- _ACTIVITY_
When you copy the data that follows, reproduce every word exactly and leave out the images.

+===+

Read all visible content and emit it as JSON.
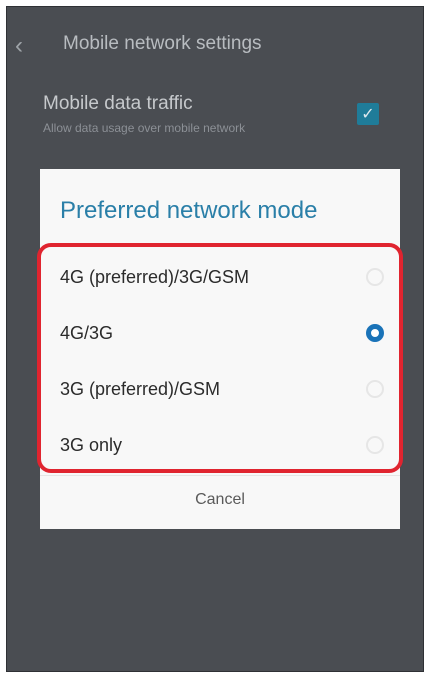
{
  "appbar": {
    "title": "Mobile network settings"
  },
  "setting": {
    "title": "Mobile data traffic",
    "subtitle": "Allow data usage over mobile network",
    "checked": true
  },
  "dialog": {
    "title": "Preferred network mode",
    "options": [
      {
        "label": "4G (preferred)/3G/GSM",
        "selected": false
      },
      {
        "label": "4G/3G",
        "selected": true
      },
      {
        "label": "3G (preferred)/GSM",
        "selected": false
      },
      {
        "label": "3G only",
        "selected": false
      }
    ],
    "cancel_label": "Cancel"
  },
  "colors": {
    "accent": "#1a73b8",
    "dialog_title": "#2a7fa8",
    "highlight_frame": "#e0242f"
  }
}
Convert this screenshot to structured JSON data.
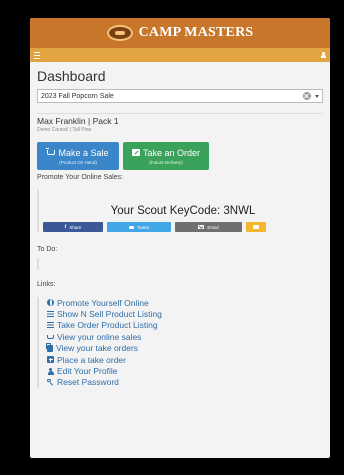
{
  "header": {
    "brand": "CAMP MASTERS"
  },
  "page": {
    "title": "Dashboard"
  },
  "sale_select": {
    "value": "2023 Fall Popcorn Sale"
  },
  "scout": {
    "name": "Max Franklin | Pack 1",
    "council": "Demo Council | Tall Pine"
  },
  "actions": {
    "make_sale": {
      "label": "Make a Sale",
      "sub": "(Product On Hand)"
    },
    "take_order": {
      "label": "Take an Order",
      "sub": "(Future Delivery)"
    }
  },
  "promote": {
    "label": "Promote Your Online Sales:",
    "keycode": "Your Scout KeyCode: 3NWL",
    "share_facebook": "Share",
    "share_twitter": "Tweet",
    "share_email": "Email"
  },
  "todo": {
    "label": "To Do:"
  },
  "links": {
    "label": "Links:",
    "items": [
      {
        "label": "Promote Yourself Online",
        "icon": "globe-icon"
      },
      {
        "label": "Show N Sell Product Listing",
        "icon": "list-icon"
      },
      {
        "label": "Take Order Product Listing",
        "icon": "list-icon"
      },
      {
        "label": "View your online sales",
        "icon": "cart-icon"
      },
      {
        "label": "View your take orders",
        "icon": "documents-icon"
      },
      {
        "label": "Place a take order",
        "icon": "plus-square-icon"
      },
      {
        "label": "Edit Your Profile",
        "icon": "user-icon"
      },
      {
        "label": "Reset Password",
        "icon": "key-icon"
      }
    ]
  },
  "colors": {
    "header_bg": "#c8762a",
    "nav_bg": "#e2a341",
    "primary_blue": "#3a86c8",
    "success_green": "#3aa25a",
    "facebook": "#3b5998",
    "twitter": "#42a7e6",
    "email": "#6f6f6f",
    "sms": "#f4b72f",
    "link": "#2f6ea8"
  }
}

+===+

- _FINAL ANSWER_
Read all visible content and emit it as JSON.
{
  "appbar": {
    "title": "Mobile network settings"
  },
  "setting": {
    "title": "Mobile data traffic",
    "subtitle": "Allow data usage over mobile network",
    "checked": true
  },
  "dialog": {
    "title": "Preferred network mode",
    "options": [
      {
        "label": "4G (preferred)/3G/GSM",
        "selected": false
      },
      {
        "label": "4G/3G",
        "selected": true
      },
      {
        "label": "3G (preferred)/GSM",
        "selected": false
      },
      {
        "label": "3G only",
        "selected": false
      }
    ],
    "cancel_label": "Cancel"
  },
  "colors": {
    "accent": "#1a73b8",
    "dialog_title": "#2a7fa8",
    "highlight_frame": "#e0242f"
  }
}
Convert this screenshot to structured JSON data.
{
  "header": {
    "brand": "CAMP MASTERS"
  },
  "page": {
    "title": "Dashboard"
  },
  "sale_select": {
    "value": "2023 Fall Popcorn Sale"
  },
  "scout": {
    "name": "Max Franklin | Pack 1",
    "council": "Demo Council | Tall Pine"
  },
  "actions": {
    "make_sale": {
      "label": "Make a Sale",
      "sub": "(Product On Hand)"
    },
    "take_order": {
      "label": "Take an Order",
      "sub": "(Future Delivery)"
    }
  },
  "promote": {
    "label": "Promote Your Online Sales:",
    "keycode": "Your Scout KeyCode: 3NWL",
    "share_facebook": "Share",
    "share_twitter": "Tweet",
    "share_email": "Email"
  },
  "todo": {
    "label": "To Do:"
  },
  "links": {
    "label": "Links:",
    "items": [
      {
        "label": "Promote Yourself Online",
        "icon": "globe-icon"
      },
      {
        "label": "Show N Sell Product Listing",
        "icon": "list-icon"
      },
      {
        "label": "Take Order Product Listing",
        "icon": "list-icon"
      },
      {
        "label": "View your online sales",
        "icon": "cart-icon"
      },
      {
        "label": "View your take orders",
        "icon": "documents-icon"
      },
      {
        "label": "Place a take order",
        "icon": "plus-square-icon"
      },
      {
        "label": "Edit Your Profile",
        "icon": "user-icon"
      },
      {
        "label": "Reset Password",
        "icon": "key-icon"
      }
    ]
  },
  "colors": {
    "header_bg": "#c8762a",
    "nav_bg": "#e2a341",
    "primary_blue": "#3a86c8",
    "success_green": "#3aa25a",
    "facebook": "#3b5998",
    "twitter": "#42a7e6",
    "email": "#6f6f6f",
    "sms": "#f4b72f",
    "link": "#2f6ea8"
  }
}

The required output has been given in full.